San Francisco, Calif., Jan 27, 2014 / 08:52 am (CNA/EWTN News).- This past Saturday the tenth annual Walk for Life West Coast drew people from across the nation and of all age groups, particularly young adults and college students, to a prayerful witness to the value of life.
“We drove up yesterday, an eight hour drive, and we're here to support the movement to end abortion, and to join with other Christians, and other people of faith – and people not of faith – because abortion is not a Christian topic … to fight alongside them, and to pray for an end to abortion,” Simon Esshaki, 22, told CNA Jan. 25 while preparing to begin the Walk.
Esshaki, a seminarian of the Chaldean Eparchy of St. Peter the Apostle, had traveled on a bus from San Diego among a sizable group of Chaldean Catholics to participate in the pro-life witness held annually in San Francisco.
Many of the some 50,000 participants were university students, coming from Berkeley across the bay, Thomas Aquinas College downstate, and even from Wyoming Catholic College, four states away.
Jordan Gunnaway, a senior at Wyoming Catholic, told CNA she was “extremely impressed by the number of people.”
She noted the unity of Christians of different denominations who were “all there for the same purpose,” as well as the enthusiasm of the Walk's participants, especially “the joy of everyone singing, praying, chanting.”
Participants came from across the country – as far away as Virginia, and alongside Catholics were Lutherans, Anglicans, Baptists, and agnostics as well.
At a rally held just before the Walk, one of the event's co-founders, Eva Muntean, stressed the importance of changing hearts, and transforming the culture of death into a culture of life. “Laws change because people change,” she reminded those gathered.
The rally's speakers included Grace Dulaney, of the Agnus Dei Foundation, who spoke of the importance of adoption in supporting the value of life, and Clenard Childress, who addressed the profound threat abortion is to the African-American community.
Monica Snyder, of the group Secular Pro-Life, noted that abortion “is not solely a religious” issue. The agnostic called abortion an issue of “human rights, not religion,” pointing out that it doesn't take faith to recognize abortion as murder.
“We are winning,” she said, “because there are secular pro-life persons here today.”
Shari Rigby, an actress and mother who was in the film “October Baby,” encouraged pro-lifers to give mothers who find themselves in crisis pregnancies “hope and encouragement that they won't be abandoned.”
We are called to be “a voice of hope … and forgiveness,” she said.
Prior to the rally, San Francisco's Archbishop Salvatore Cordileone said Mass for the pilgrims who had come to give their witness to the value of life, during which he drew attention to the youthful joy of supporting the pro-life movement.

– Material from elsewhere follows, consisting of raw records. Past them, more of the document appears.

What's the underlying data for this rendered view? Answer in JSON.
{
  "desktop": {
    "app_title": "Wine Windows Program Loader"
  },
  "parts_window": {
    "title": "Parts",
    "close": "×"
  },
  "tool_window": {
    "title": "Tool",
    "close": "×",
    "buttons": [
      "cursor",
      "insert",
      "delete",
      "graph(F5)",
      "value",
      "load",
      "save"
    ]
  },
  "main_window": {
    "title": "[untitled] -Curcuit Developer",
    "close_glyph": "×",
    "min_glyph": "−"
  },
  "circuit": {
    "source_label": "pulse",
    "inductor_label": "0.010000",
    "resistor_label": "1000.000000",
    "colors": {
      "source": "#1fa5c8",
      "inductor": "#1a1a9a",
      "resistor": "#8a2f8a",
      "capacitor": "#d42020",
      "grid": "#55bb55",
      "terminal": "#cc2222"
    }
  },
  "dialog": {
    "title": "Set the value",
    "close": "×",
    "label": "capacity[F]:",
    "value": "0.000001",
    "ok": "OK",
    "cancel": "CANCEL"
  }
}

“Yes, the pro-life movement is young, vibrant and growing in strength,” he said during his homily, while inviting the youth to “look around and notice those who are your elders here in this church,” commending them for their example of prayerful patience while supporting the cause of life and the end of abortion.
“We don’t know what the next critical issue threatening human life and dignity will be for the generation that will come after you,” he told the young people gathered in the cathedral.
“One thing, though, we do know: they will look to you as the ones who bore the brunt of the battle in your generation, as you look to your elders now in the pro-life movement.
He admonished, “Don't let them down … eventually they will be your age, and will look to you for inspiration in defending human life and dignity.”
Following the Mass, Archbishop Cordileone told CNA that he is glad to have the Walk for Life West Coast in his city, noting that “we can all gather here, and by virtue of our numbers bear witness to the strength of the pro-life movement.”
Christine Mugridge, media relations director for the Archdiocese of San Francisco, told CNA that the Walk for Life's significance is that “this understanding of human dignity, and the gift of human life, is passed on from generation to generation … it resonates a truth with people that bypasses age groups.”
“People love to see youth walking with a joy in their step, and here they do. They are bouncing with joy; but this is not a joyful topic, so the idea is 'why are they coming here, from all over the country, at great expense and exhaustion on buses, and sharing in something they celebrate'?”
She answered, “Because the meaning and focus of this isn’t anti-anything, its pro-something; that meaning is infectious around the city, people see that it's a joyful witness, of the proclamation of the value and dignity of life, and that joy is contagious, and it's represented by people of all cultural backgrounds and age groups.”